The vote will be broken down into the four constituent countries of the UK and it is thought likely that Scotland will vote to accept the contract.

The BMA's Scottish consultants' committee and the Scottish Executive's health department issued a document last week aimed at calming fears of Scottish consultants over the deal.

Negotiations to produce something similar for England are still ongoing.However, HSJ sources in both the government and medical circles are currently expecting England to vote against.

There is widespread understanding that if this happens, the government could decide to impose the contract in its current form.

Senior HSJ sources said possible options include withdrawing any concessions made to the BMA and then imposing the contract, allowing consultants who wanted it to adopt the contract or leaving managers to negotiate arrangements locally.

Consultants have expressed anger at the idea of the contract being imposed. But a member of the contract implementation team said that all these options are considered feasible.

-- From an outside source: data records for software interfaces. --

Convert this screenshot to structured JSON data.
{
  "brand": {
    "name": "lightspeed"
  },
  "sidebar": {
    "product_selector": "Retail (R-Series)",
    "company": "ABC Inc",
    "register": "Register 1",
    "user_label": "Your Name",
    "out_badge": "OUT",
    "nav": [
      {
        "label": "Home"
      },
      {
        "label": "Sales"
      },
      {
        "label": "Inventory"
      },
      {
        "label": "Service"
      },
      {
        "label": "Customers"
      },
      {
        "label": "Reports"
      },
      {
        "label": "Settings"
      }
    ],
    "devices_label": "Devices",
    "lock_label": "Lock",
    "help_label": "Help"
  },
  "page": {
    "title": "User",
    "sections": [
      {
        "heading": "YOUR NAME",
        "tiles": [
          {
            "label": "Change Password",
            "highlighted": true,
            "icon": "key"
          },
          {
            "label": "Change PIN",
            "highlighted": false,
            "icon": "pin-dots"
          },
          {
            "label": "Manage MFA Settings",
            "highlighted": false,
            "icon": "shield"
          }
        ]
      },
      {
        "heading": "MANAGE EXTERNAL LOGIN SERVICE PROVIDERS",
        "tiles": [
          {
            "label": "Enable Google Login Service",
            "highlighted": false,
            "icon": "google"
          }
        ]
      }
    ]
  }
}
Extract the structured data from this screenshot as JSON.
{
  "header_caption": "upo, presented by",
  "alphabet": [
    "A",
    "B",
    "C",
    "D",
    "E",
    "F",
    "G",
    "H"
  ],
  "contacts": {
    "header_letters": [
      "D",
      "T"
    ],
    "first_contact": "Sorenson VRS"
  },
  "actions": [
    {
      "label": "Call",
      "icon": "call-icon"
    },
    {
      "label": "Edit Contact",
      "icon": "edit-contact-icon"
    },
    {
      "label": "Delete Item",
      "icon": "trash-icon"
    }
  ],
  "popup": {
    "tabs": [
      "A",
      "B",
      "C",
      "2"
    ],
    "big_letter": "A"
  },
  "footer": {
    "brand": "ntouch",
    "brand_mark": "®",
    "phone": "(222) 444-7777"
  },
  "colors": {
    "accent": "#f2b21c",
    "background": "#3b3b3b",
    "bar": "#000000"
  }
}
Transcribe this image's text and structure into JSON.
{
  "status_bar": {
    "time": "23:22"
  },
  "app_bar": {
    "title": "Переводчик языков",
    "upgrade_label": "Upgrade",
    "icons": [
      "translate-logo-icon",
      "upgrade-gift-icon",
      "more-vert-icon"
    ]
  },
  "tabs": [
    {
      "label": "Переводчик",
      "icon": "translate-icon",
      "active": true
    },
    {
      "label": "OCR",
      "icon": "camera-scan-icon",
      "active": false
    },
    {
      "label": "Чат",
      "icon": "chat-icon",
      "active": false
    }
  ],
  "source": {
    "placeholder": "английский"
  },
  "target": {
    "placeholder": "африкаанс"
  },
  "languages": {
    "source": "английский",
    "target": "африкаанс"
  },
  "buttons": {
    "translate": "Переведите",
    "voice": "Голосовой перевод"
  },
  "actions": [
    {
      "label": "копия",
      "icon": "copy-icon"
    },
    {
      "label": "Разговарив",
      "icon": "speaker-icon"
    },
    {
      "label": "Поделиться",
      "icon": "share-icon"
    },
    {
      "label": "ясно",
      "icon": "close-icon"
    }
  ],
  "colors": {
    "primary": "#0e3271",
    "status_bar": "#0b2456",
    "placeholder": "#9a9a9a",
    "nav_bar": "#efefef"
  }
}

CCSC member Dr Ed Borman, who has presented the BMA's case for the contract at 10 roadshows, said: 'As it stands at the moment, it is unlikely it would be passed by either [consultants or registrars].

'Could we renegotiate? I do not think that is a feasible option. The DoH could say 'that is as far was we want to go' and they could offer it to anyone who wants it.'

British Association of Medical Managers chief executive Dr Jenny Simpson said elements of the contract could still be implemented if the ballot rejected the current deal.

She said: 'I imagine there would be scope about how we could bring about the same effect. A lot of trusts already have a very strong appraisal and job review process.'

Royal Shrewsbury Hospitals trust medical director Dr Ashley Fraser, who sits on the contract implementation group, also told HSJ it was feasible the contract could be imposed or offered to individuals, as consultants could stay on their current contracts.

A DoH spokesperson said: 'We have negotiated and agreed the framework for the new consultant contract with the BMA. We remain committed to the contract, and await with interest the outcome of the BMA referendum.